The sign outside the big box in Richfield, Minn., says Best Buy, but the inside of the building looks more like a mall than a single store.
The usual Blue Shirts and Geek Squad agents scurry across the sales floor, but Samsung, Microsoft, Pacific Kitchen and Magnolia occupy their own domains within Best Buy. They have large product displays, dedicated checkout areas, and employees wearing shirts that are distinctively not blue.
Best Buy stores are becoming more complex these days as CEO Hubert Joly has aggressively pursued a “store-within-a-store” concept more common among department stores and Asian retailers.

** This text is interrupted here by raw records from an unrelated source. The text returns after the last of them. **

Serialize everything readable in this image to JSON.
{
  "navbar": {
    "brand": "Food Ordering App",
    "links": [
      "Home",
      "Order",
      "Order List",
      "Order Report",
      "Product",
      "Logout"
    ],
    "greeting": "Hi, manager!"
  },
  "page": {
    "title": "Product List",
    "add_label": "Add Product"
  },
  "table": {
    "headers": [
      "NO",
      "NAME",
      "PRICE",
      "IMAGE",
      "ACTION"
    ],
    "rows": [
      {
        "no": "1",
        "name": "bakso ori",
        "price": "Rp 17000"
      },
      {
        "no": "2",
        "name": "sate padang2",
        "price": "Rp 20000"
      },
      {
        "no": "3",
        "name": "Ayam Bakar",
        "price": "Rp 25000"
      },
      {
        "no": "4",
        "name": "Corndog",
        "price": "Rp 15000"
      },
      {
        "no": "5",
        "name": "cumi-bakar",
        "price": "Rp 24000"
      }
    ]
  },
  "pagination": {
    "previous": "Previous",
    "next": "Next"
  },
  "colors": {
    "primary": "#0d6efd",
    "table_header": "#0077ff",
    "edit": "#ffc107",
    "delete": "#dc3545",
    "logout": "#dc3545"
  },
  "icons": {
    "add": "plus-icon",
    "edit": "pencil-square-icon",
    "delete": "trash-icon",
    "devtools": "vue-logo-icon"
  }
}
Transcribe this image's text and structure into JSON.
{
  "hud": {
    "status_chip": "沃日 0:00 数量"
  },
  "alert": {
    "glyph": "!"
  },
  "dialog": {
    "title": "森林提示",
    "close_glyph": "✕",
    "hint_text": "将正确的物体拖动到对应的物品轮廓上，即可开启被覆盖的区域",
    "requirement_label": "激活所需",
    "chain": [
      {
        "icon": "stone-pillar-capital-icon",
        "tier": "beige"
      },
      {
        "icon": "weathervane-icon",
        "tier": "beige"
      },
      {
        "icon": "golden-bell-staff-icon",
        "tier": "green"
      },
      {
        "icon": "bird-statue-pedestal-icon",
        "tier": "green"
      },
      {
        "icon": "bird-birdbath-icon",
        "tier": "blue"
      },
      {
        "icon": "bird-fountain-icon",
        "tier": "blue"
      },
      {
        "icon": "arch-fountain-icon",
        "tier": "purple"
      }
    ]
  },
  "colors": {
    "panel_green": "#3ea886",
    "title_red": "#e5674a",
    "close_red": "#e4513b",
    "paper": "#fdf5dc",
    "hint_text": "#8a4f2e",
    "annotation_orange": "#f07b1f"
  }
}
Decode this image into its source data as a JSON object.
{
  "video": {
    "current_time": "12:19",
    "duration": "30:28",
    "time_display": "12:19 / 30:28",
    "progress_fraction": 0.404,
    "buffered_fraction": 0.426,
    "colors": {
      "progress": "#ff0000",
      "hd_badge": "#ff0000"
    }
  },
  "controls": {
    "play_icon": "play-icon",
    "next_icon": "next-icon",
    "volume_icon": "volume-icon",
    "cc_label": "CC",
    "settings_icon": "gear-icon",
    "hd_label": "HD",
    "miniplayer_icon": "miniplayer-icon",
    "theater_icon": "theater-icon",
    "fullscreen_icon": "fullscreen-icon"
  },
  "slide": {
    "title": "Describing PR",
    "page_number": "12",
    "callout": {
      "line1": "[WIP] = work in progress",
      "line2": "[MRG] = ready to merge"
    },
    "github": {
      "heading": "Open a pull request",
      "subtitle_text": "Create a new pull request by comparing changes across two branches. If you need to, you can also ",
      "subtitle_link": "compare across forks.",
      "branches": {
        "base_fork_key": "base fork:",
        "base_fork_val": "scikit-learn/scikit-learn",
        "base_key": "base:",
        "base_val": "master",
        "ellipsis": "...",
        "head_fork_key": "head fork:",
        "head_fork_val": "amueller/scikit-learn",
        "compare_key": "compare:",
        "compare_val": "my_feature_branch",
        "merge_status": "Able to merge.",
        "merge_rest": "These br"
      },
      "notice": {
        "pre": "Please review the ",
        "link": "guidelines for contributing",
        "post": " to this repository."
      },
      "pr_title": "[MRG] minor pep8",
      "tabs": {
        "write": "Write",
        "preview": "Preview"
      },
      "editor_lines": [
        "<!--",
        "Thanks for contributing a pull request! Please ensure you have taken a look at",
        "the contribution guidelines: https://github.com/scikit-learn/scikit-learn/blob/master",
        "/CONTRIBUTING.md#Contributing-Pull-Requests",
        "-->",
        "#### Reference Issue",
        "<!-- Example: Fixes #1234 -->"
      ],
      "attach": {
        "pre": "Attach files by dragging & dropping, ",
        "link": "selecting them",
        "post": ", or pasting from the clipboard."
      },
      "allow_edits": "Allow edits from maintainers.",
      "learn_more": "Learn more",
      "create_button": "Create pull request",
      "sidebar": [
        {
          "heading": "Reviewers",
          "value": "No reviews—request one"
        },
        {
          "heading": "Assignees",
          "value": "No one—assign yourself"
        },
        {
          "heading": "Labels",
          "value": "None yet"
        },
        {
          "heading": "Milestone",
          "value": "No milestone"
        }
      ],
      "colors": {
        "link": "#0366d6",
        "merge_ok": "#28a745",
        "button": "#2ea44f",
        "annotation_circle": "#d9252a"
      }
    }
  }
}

“Best Buy is really hustling to find its strategic way forward,” said Robin Lewis, CEO of the Robin Report, a newsletter that tracks the retail industry.
The benefits are clear: Higher sales of popular brands plus the rent Samsung and others pay to Best Buy Co. Inc. equals higher revenue for the consumer electronics retailer. It’s a formula Best Buy appears willing to replicate with other manufacturers.
“We’re always working with our vendors to find new ways to provide the best shopping experience for our customers,” said Best Buy spokeswoman Carly Morris.
But in reality, the concept is untested. Does ceding space to Samsung and Microsoft drive additional traffic and sales throughout the entire store? Will a Samsung employee really give up a potential sale if a shopper visiting the Samsung Experience shop can’t decide between a Galaxy smartphone or an iPhone 5?
Best Buy, after all, has portrayed itself as the retailer whose highly trained Blue Shirts offer customers knowledgeable and unbiased advice on products that best suit their needs. On a larger level, Best Buy runs the risk of eclipsing the brand that matters the most: Best Buy.
“It’s a fine line,” said Brian Kelly, a Chicago-based retail consultant and a former top executive at Sears and Eddie Bauer. “They’ve got to make sure Best Buy is the brand of choice for customers. Going overboard with store-within-a-store could diminish the power of the (Best Buy) brand.”
One of Joly’s top priorities as he restructures Best Buy is to boost sales by redesigning store space. Specifically, he wants stores to stock higher-growth products that could boost sales per square foot, the ultimate measure of a retailer’s health.
That’s where store-within-a-store concepts come in handy. Microsoft and Samsung are essentially leasing their spaces from Best Buy and each manufacturer controls their own pricing and merchandise decisions. That frees up Best Buy to concentrate on areas of the store, but it also benefits from Samsung and Microsoft’s investments in terms of sales and rent.
“It’s a weird kind of win-win” for the retailer and vendor, said Jeff Green, a Phoenix-based retail consultant. Microsoft and Samsung promote their brands without having to operate a full scale store. For Best Buy, “it’s a way for them to get away from all of that square footage.”
Morris, the company spokeswoman, declined to disclose the financial terms of its deals with Samsung and Microsoft except to say that Best Buy made “joint investments” with Microsoft in training, in-store setup, and marketing.
But research suggests that stores within a store don’t just occupy space. A study by marketing professors at the University of Pennsylvania and Carnegie Mellon say the concept can boost sales of high-value products that require a degree of service and can’t easily be found somewhere else in the store.
For example, Pacific Kitchen, an upscale appliance chain purchased by Best Buy in 2006, trains its own sales force, which seems to be paying off with several quarters of double-digit gains in appliance sales at stores open for at least a year.
“These efforts to partner with vendors should improve service levels, secure access to the latest and greatest products, and keep more customers purchasing at Best Buy,” Gary Balter, a retail analyst with Credit Suisse, wrote in a recent research report.
Should, however, doesn’t necessarily mean will.
Analysts like to say Samsung and Microsoft stores will bring buzz to Best Buy but whether that translates to additional sales throughout the store is far from clear.
Investors measure the value of a retailer in two ways: sales per square foot and customer traffic. Best Buy generates a seemingly robust $852 per square foot, compared to $303 for Target and $140 for J.C. Penney. But fewer people are visiting Best Buy stores, which means that $852 figure is likely to continue to fall unless the company can somehow reverse that trend.